Work to complete. Needed from the data below: all lines that contain the word "title".

═══ The input ═══

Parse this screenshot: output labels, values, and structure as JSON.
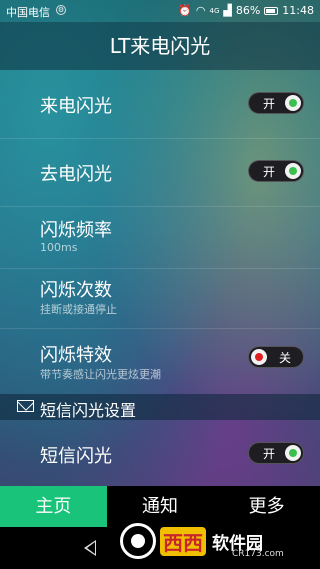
{
  "status": {
    "carrier": "中国电信",
    "battery": "86%",
    "time": "11:48",
    "net": "4G",
    "alarm_icon": "alarm-icon",
    "wifi_icon": "wifi-icon",
    "signal_icon": "signal-icon"
  },
  "title": "LT来电闪光",
  "rows": [
    {
      "label": "来电闪光",
      "switch": "开"
    },
    {
      "label": "去电闪光",
      "switch": "开"
    },
    {
      "label": "闪烁频率",
      "sub": "100ms"
    },
    {
      "label": "闪烁次数",
      "sub": "挂断或接通停止"
    },
    {
      "label": "闪烁特效",
      "sub": "带节奏感让闪光更炫更潮",
      "switch": "关"
    },
    {
      "label": "短信闪光",
      "switch": "开"
    }
  ],
  "section": {
    "title": "短信闪光设置"
  },
  "nav": {
    "tabs": [
      "主页",
      "通知",
      "更多"
    ]
  },
  "watermark": {
    "a": "西西",
    "b": "软件园",
    "c": "CR173.com"
  },
  "colors": {
    "accent": "#19c37a",
    "on_dot": "#3bbf4f",
    "off_dot": "#e02020"
  }
}
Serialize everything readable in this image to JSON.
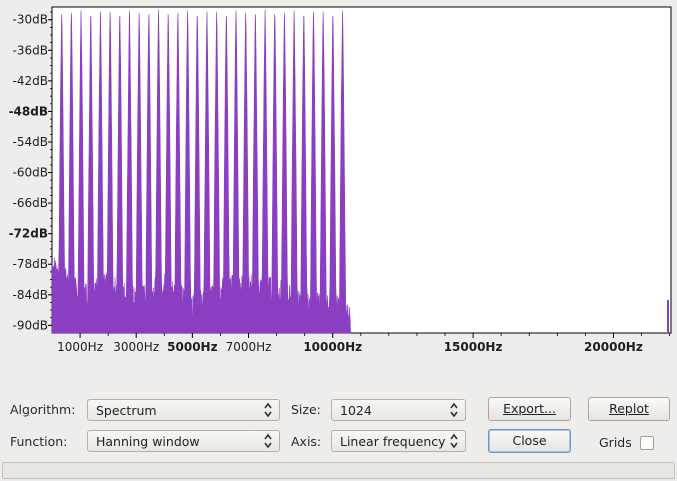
{
  "chart_data": {
    "type": "area",
    "y_tick_labels": [
      "-30dB",
      "-36dB",
      "-42dB",
      "-48dB",
      "-54dB",
      "-60dB",
      "-66dB",
      "-72dB",
      "-78dB",
      "-84dB",
      "-90dB"
    ],
    "y_ticks": [
      -30,
      -36,
      -42,
      -48,
      -54,
      -60,
      -66,
      -72,
      -78,
      -84,
      -90
    ],
    "y_bold": [
      -48,
      -72
    ],
    "ylim": [
      -91.5,
      -27.5
    ],
    "x_tick_labels": [
      "1000Hz",
      "3000Hz",
      "5000Hz",
      "7000Hz",
      "10000Hz",
      "15000Hz",
      "20000Hz"
    ],
    "x_ticks": [
      1000,
      3000,
      5000,
      7000,
      10000,
      15000,
      20000
    ],
    "x_bold": [
      5000,
      10000,
      15000,
      20000
    ],
    "xlim": [
      0,
      22050
    ],
    "fill_color": "#8a3ec2",
    "harmonic_spacing_hz": 345,
    "harmonic_frequencies_hz": [
      345,
      690,
      1035,
      1380,
      1725,
      2070,
      2415,
      2760,
      3105,
      3450,
      3795,
      4140,
      4485,
      4830,
      5175,
      5520,
      5865,
      6210,
      6555,
      6900,
      7245,
      7590,
      7935,
      8280,
      8625,
      8970,
      9315,
      9660,
      10005,
      10350
    ],
    "harmonic_peaks_db": -28,
    "series": [
      {
        "floor_db": [
          [
            0,
            -78
          ],
          [
            1000,
            -84
          ],
          [
            2000,
            -82
          ],
          [
            3000,
            -85
          ],
          [
            4000,
            -82
          ],
          [
            5000,
            -86
          ],
          [
            6000,
            -83
          ],
          [
            7000,
            -82
          ],
          [
            8000,
            -83
          ],
          [
            9000,
            -86
          ],
          [
            10000,
            -86
          ],
          [
            10600,
            -88
          ],
          [
            10650,
            -92
          ]
        ]
      }
    ]
  },
  "controls": {
    "algorithm_label": "Algorithm:",
    "algorithm_value": "Spectrum",
    "size_label": "Size:",
    "size_value": "1024",
    "function_label": "Function:",
    "function_value": "Hanning window",
    "axis_label": "Axis:",
    "axis_value": "Linear frequency",
    "export_label": "Export...",
    "replot_label": "Replot",
    "close_label": "Close",
    "grids_label": "Grids",
    "grids_checked": false
  }
}
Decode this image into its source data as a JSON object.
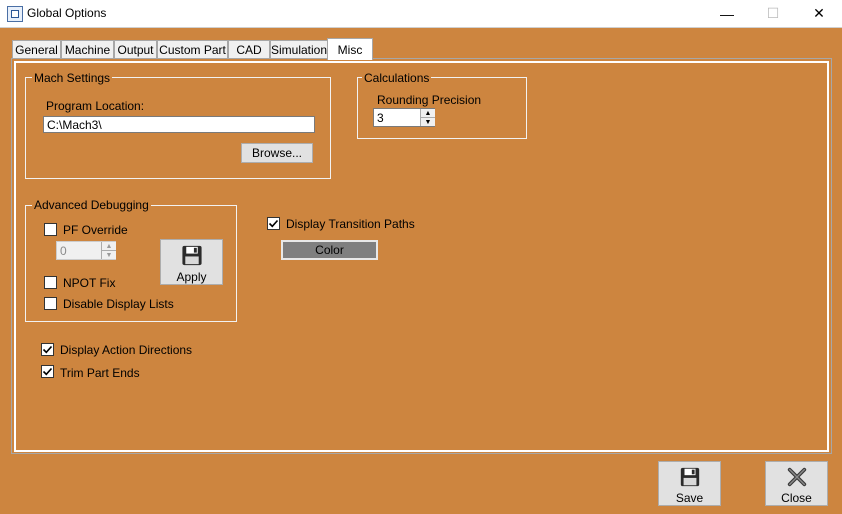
{
  "window": {
    "title": "Global Options",
    "icon": "app-window-icon",
    "controls": {
      "minimize": "—",
      "maximize": "☐",
      "close": "✕"
    }
  },
  "colors": {
    "background": "#cd853f",
    "frame": "#ffffff",
    "color_button": "#7f7f7f"
  },
  "tabs": [
    {
      "label": "General",
      "active": false
    },
    {
      "label": "Machine",
      "active": false
    },
    {
      "label": "Output",
      "active": false
    },
    {
      "label": "Custom Part",
      "active": false
    },
    {
      "label": "CAD",
      "active": false
    },
    {
      "label": "Simulation",
      "active": false
    },
    {
      "label": "Misc",
      "active": true
    }
  ],
  "mach_settings": {
    "group_label": "Mach Settings",
    "program_location_label": "Program Location:",
    "program_location_value": "C:\\Mach3\\",
    "browse_label": "Browse..."
  },
  "calculations": {
    "group_label": "Calculations",
    "rounding_label": "Rounding Precision",
    "rounding_value": "3"
  },
  "advanced_debugging": {
    "group_label": "Advanced Debugging",
    "pf_override_label": "PF Override",
    "pf_override_checked": false,
    "pf_value": "0",
    "npot_fix_label": "NPOT Fix",
    "npot_fix_checked": false,
    "disable_display_lists_label": "Disable Display Lists",
    "disable_display_lists_checked": false,
    "apply_label": "Apply"
  },
  "display_transition_paths": {
    "label": "Display Transition Paths",
    "checked": true,
    "color_label": "Color"
  },
  "display_action_directions": {
    "label": "Display Action Directions",
    "checked": true
  },
  "trim_part_ends": {
    "label": "Trim Part Ends",
    "checked": true
  },
  "footer": {
    "save_label": "Save",
    "close_label": "Close"
  }
}
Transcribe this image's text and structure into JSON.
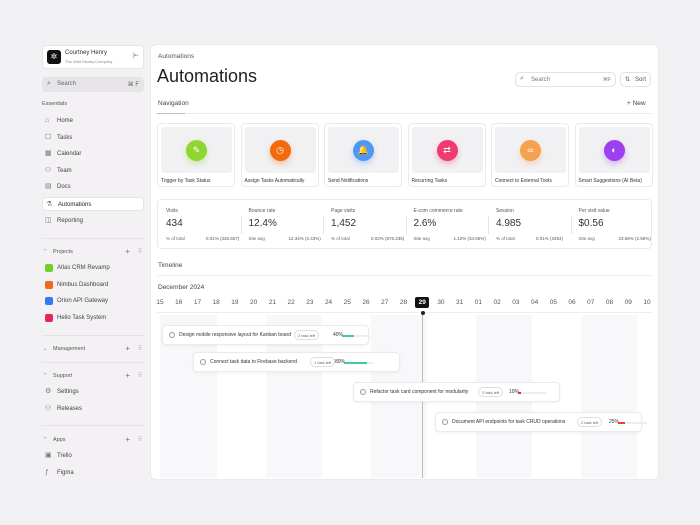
{
  "user": {
    "name": "Courtney Henry",
    "company": "The Walt Disney Company"
  },
  "sidebar": {
    "search_placeholder": "Search",
    "search_shortcut": "⌘ F",
    "essentials_label": "Essentials",
    "items": [
      {
        "label": "Home",
        "icon": "⌂"
      },
      {
        "label": "Tasks",
        "icon": "☐"
      },
      {
        "label": "Calendar",
        "icon": "▦"
      },
      {
        "label": "Team",
        "icon": "⚇"
      },
      {
        "label": "Docs",
        "icon": "▤"
      },
      {
        "label": "Automations",
        "icon": "⚗"
      },
      {
        "label": "Reporting",
        "icon": "◫"
      }
    ],
    "projects_label": "Projects",
    "projects": [
      {
        "label": "Atlas CRM Revamp",
        "color": "#6fd12b"
      },
      {
        "label": "Nimbus Dashboard",
        "color": "#f26b1d"
      },
      {
        "label": "Orion API Gateway",
        "color": "#2f7cf6"
      },
      {
        "label": "Helio Task System",
        "color": "#e8245e"
      }
    ],
    "management_label": "Management",
    "support_label": "Support",
    "support_items": [
      {
        "label": "Settings",
        "icon": "⚙"
      },
      {
        "label": "Releases",
        "icon": "⚇"
      }
    ],
    "apps_label": "Apps",
    "apps": [
      {
        "label": "Trello",
        "icon": "▣"
      },
      {
        "label": "Figma",
        "icon": "ƒ"
      }
    ]
  },
  "main": {
    "breadcrumb": "Automations",
    "title": "Automations",
    "search_placeholder": "Search",
    "search_shortcut": "⌘F",
    "sort_label": "Sort",
    "nav_tab": "Navigation",
    "new_label": "New",
    "cards": [
      {
        "label": "Trigger by Task Status",
        "color": "#8fd630",
        "icon": "✎"
      },
      {
        "label": "Assign Tasks Automatically",
        "color": "#f26a0d",
        "icon": "◷"
      },
      {
        "label": "Send Notifications",
        "color": "#4f96f7",
        "icon": "🔔"
      },
      {
        "label": "Recurring Tasks",
        "color": "#ee3c6e",
        "icon": "⇄"
      },
      {
        "label": "Connect to External Tools",
        "color": "#f6a150",
        "icon": "∞"
      },
      {
        "label": "Smart Suggestions (AI Beta)",
        "color": "#9b3ff0",
        "icon": "◐"
      }
    ],
    "stats": [
      {
        "title": "Visits",
        "value": "434",
        "k": "% of total",
        "kv": "0.01% (345,657)"
      },
      {
        "title": "Bounce rate",
        "value": "12.4%",
        "k": "Site avg",
        "kv": "12.34% (2.43%)"
      },
      {
        "title": "Page visits",
        "value": "1,452",
        "k": "% of total",
        "kv": "0.02% (876,235)"
      },
      {
        "title": "E-com commerce rate",
        "value": "2.6%",
        "k": "Site avg",
        "kv": "1.12% (34.65%)"
      },
      {
        "title": "Session",
        "value": "4.985",
        "k": "% of total",
        "kv": "0.01% (3454)"
      },
      {
        "title": "Per visit value",
        "value": "$0.56",
        "k": "Site avg",
        "kv": "23.56% (2.56%)"
      }
    ],
    "timeline_label": "Timeline",
    "month": "December 2024",
    "days": [
      "15",
      "16",
      "17",
      "18",
      "19",
      "20",
      "21",
      "22",
      "23",
      "24",
      "25",
      "26",
      "27",
      "28",
      "29",
      "30",
      "31",
      "01",
      "02",
      "03",
      "04",
      "05",
      "06",
      "07",
      "08",
      "09",
      "10"
    ],
    "today": "29",
    "tasks": [
      {
        "name": "Design mobile responsive layout for Kanban board",
        "badge": "2 task left",
        "pct": "40%",
        "progress": 40,
        "color": "#3ecf8e"
      },
      {
        "name": "Connect task data to Firebase backend",
        "badge": "1 task left",
        "pct": "80%",
        "progress": 80,
        "color": "#3ecf8e"
      },
      {
        "name": "Refactor task card component for modularity",
        "badge": "2 task left",
        "pct": "10%",
        "progress": 10,
        "color": "#f0244f"
      },
      {
        "name": "Document API endpoints for task CRUD operations",
        "badge": "2 task left",
        "pct": "25%",
        "progress": 25,
        "color": "#f0441a"
      }
    ]
  }
}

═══

Answer area.
  "title": "LT来电闪光",
    "title": "短信闪光设置"
    "title": "Global Options",
    "title": "Automations",
        "title": "Visits",
        "title": "Bounce rate",
        "title": "Page visits",
        "title": "E-com commerce rate",
        "title": "Session",
        "title": "Per visit value",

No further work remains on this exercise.